This year we achieved two big milestones together. Toyna turned 10 years old and Yog turned two. These two ages are somehow significant from a development milestone of children and each parent rejoices when their child successfully crosses this stage. These ages also lead to a fresh dose of vaccinations and visit to the doctor to check that all developmental milestones have been achieved. Though Yog has received a number of vaccinations till now, I doubt whether he even understands what a Vaccination means, least of all be able to say that word. Toyna on the other hand was super excited to get vaccinated. It has been some years that she got the last one and she was counting days before I could take her to the doctor for the new set of vaccinations. I was amused to see her excitement and asked what made her so thrilled about getting injected. Her simple response, “Because I am no longer scared of getting injections!” I always believed that there is a wide range of emotions between fear and excitement? How can anyone cross the entire set of intermediate emotions and jump directly from one emotion to the other? Like a child praying for the number of cherries on her birthday cake, Toyna was praying that she gets at least three vaccinations. I smiled incredulously at her wish throughout the drive to the hospital.

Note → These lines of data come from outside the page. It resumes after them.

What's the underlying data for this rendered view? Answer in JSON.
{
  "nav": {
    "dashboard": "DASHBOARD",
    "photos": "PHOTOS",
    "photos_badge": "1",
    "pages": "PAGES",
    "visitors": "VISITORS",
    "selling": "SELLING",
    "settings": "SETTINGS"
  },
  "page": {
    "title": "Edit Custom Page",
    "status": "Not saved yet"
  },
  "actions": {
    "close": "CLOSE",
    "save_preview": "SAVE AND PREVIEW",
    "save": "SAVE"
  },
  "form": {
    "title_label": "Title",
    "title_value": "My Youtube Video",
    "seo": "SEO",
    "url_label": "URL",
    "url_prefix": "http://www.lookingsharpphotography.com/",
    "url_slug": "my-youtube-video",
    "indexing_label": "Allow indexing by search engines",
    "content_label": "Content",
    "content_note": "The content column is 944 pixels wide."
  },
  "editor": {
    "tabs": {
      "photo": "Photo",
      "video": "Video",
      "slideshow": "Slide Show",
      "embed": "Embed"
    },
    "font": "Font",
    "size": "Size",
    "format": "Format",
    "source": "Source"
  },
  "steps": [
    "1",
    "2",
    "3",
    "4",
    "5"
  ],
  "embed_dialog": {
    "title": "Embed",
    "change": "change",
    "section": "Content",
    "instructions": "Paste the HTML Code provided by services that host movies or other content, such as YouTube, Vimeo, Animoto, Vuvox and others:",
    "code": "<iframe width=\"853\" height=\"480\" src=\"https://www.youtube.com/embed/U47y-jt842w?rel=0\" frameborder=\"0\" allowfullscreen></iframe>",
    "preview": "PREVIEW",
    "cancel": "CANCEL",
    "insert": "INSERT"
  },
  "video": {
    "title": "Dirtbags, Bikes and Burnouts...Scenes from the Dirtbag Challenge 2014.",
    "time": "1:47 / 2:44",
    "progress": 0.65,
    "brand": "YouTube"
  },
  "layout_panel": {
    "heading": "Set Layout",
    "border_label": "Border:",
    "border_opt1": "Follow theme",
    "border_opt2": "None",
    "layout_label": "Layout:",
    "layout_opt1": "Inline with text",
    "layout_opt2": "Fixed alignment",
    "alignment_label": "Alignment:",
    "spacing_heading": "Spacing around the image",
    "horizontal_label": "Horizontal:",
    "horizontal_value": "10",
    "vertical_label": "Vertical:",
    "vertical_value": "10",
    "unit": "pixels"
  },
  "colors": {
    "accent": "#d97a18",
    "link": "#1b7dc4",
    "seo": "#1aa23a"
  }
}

The doctor checked both of them out. I was aware that he checked me out too through the corner of his wise eyes. He always does that and I think he is gauging whether I am still capable of managing my children or should he call 911. I think I managed to fool him one more time, so he passed all of us and subscribed 4 shots for us. 2 for Yog and 2 for Toyna. Toynas excitement started peaking as we headed for the pharmacy. Yog had little clue of the trouble coming up, but he simply got excited because Toyna was so. Both of them jumped up and down, made funny faces, tickled each other and laughed like there is no tomorrow. The whole hospital was literally taking turns, first staring at them and then at me, thinking what kind of mother would have her children laughing around in a place like the somber hospital. While I paid at the counter, Yog banged his fists at the door leading into the counter where the pharmacists sit. Hoping to distract Yog, a pleasant nurse commented, “No banging doors! Else doctor will give you an injection!” Toyna laughed loud at this and said, “But we are already getting injections!!”. The nurse smiled and said, “Oh! Then I will have to tell the doctor to give both of you two injections!!!” Toyna doubled over with laughter at this and blurted out, “But we both are already getting two injections each!” The entire pharmacy was now smiling at these two happy children who did not have the least worry about getting injected.

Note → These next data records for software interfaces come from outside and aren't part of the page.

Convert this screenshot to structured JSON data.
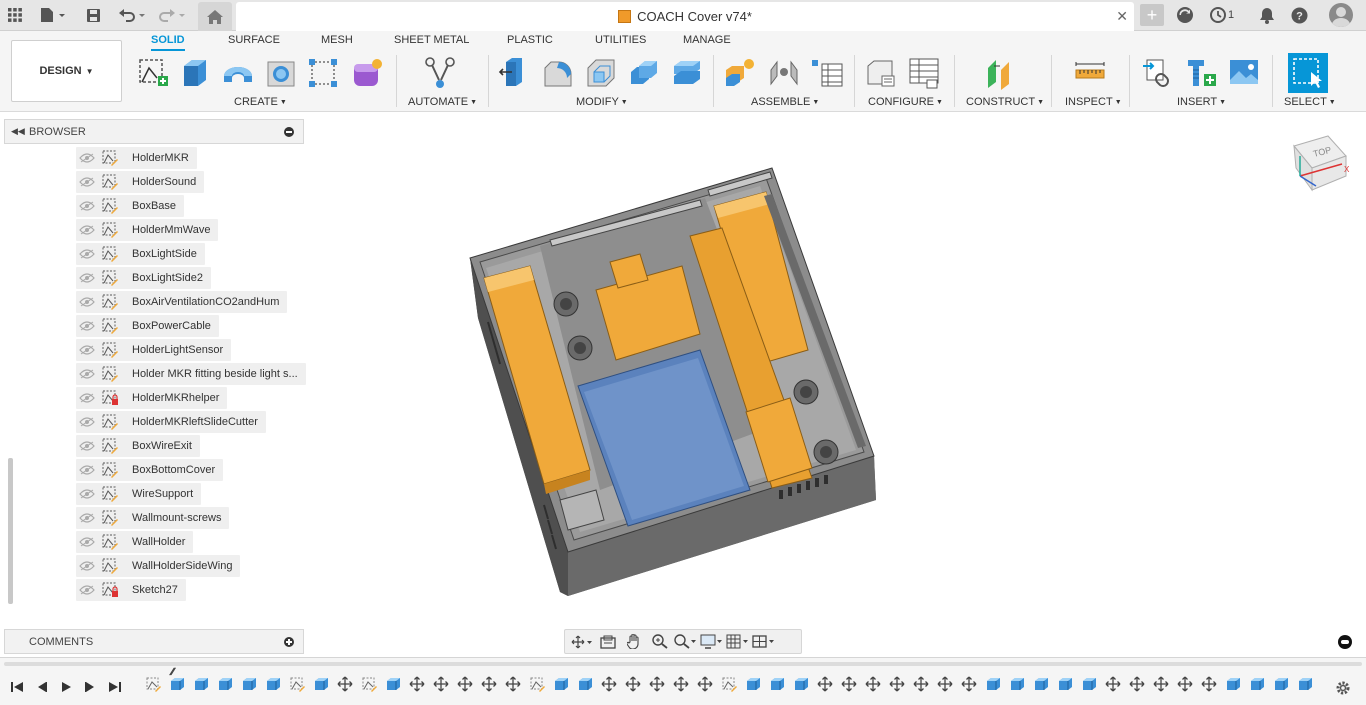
{
  "window": {
    "title": "COACH Cover v74*"
  },
  "topbar": {
    "icons": [
      "apps-grid-icon",
      "file-icon",
      "save-icon",
      "undo-icon",
      "redo-icon",
      "home-icon",
      "new-tab-icon",
      "extensions-icon",
      "job-status-icon",
      "notifications-icon",
      "help-icon",
      "avatar"
    ],
    "job_count": "1"
  },
  "ribbon": {
    "workspace": "DESIGN",
    "tabs": [
      {
        "label": "SOLID",
        "active": true
      },
      {
        "label": "SURFACE",
        "active": false
      },
      {
        "label": "MESH",
        "active": false
      },
      {
        "label": "SHEET METAL",
        "active": false
      },
      {
        "label": "PLASTIC",
        "active": false
      },
      {
        "label": "UTILITIES",
        "active": false
      },
      {
        "label": "MANAGE",
        "active": false
      }
    ],
    "groups": [
      {
        "label": "CREATE"
      },
      {
        "label": "AUTOMATE"
      },
      {
        "label": "MODIFY"
      },
      {
        "label": "ASSEMBLE"
      },
      {
        "label": "CONFIGURE"
      },
      {
        "label": "CONSTRUCT"
      },
      {
        "label": "INSPECT"
      },
      {
        "label": "INSERT"
      },
      {
        "label": "SELECT"
      }
    ]
  },
  "browser": {
    "title": "BROWSER",
    "items": [
      {
        "label": "HolderMKR",
        "locked": false
      },
      {
        "label": "HolderSound",
        "locked": false
      },
      {
        "label": "BoxBase",
        "locked": false
      },
      {
        "label": "HolderMmWave",
        "locked": false
      },
      {
        "label": "BoxLightSide",
        "locked": false
      },
      {
        "label": "BoxLightSide2",
        "locked": false
      },
      {
        "label": "BoxAirVentilationCO2andHum",
        "locked": false
      },
      {
        "label": "BoxPowerCable",
        "locked": false
      },
      {
        "label": "HolderLightSensor",
        "locked": false
      },
      {
        "label": "Holder MKR fitting beside light s...",
        "locked": false
      },
      {
        "label": "HolderMKRhelper",
        "locked": true
      },
      {
        "label": "HolderMKRleftSlideCutter",
        "locked": false
      },
      {
        "label": "BoxWireExit",
        "locked": false
      },
      {
        "label": "BoxBottomCover",
        "locked": false
      },
      {
        "label": "WireSupport",
        "locked": false
      },
      {
        "label": "Wallmount-screws",
        "locked": false
      },
      {
        "label": "WallHolder",
        "locked": false
      },
      {
        "label": "WallHolderSideWing",
        "locked": false
      },
      {
        "label": "Sketch27",
        "locked": true
      }
    ]
  },
  "comments": {
    "title": "COMMENTS"
  },
  "viewcube": {
    "face": "TOP",
    "axis_x": "X"
  },
  "colors": {
    "accent": "#0696d7",
    "part_orange": "#f0a93a",
    "part_gray": "#6f6f6f",
    "part_blue": "#5b82bd"
  }
}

First the nurse called in Toyna for her shots. Toyna giggled as they rubbed the alcohol and found a place to inject. One nurse caught Toynas leg down and the other nurse, who was holding the injection, advised me to catch her arms in case she tried to move during the procedure. I gave one look and told her that Toyna is a black belt in taekwondo. Does she really think I can hold a black belt, 10 year old, by her arms? I advised them to take it slow, so that Toyna doesn’t get too much pain and in return ends up hitting them. Toyna giggled even more at this and I could sense both nurses going a little stiff from the strain. Seeing Toyna giggle, Yog who was now in my arms (just to prevent him from running around) giggled too at the nurses.
As soon as the nurses were done with Toyna, Yog was made to lay down on bed. He screamed his heart out, as soon as he realized what was going to happen. We consoled him and promised him a vaccination party after leaving the hospital. As we stepped out of the hospital, I could feel a number of eyes following us out of the doors and into our debilitated car. I am sure some of them were happy to have such boisterous kids in the hospital and some were extremely disappointed to witness a mother who gave so much freedom to her children in todays age of discipline and competition. Either which ways, I could not care less. I was simply relieved in the fact that what could have been an extremely depressing and painful evening turned out to be a full blown party. To make the celebration complete, we ended the evening with chaat paapdi and gol gappe and the famous Bikanerwala. On the drive back, Toyna kept feeling her injection sores and celebrating the fact that she got at least two injections, even though she had prayed for three.
I am not sure where we are headed as a family. For now, I am happy knowing that if we can live these small moments completely, we would have found where we want to go in the future. I read this somewhere, long long time ago, “Today is a gift, that is why it is called the present!” Well, you can just say that we really like to enjoy our presents, while we can!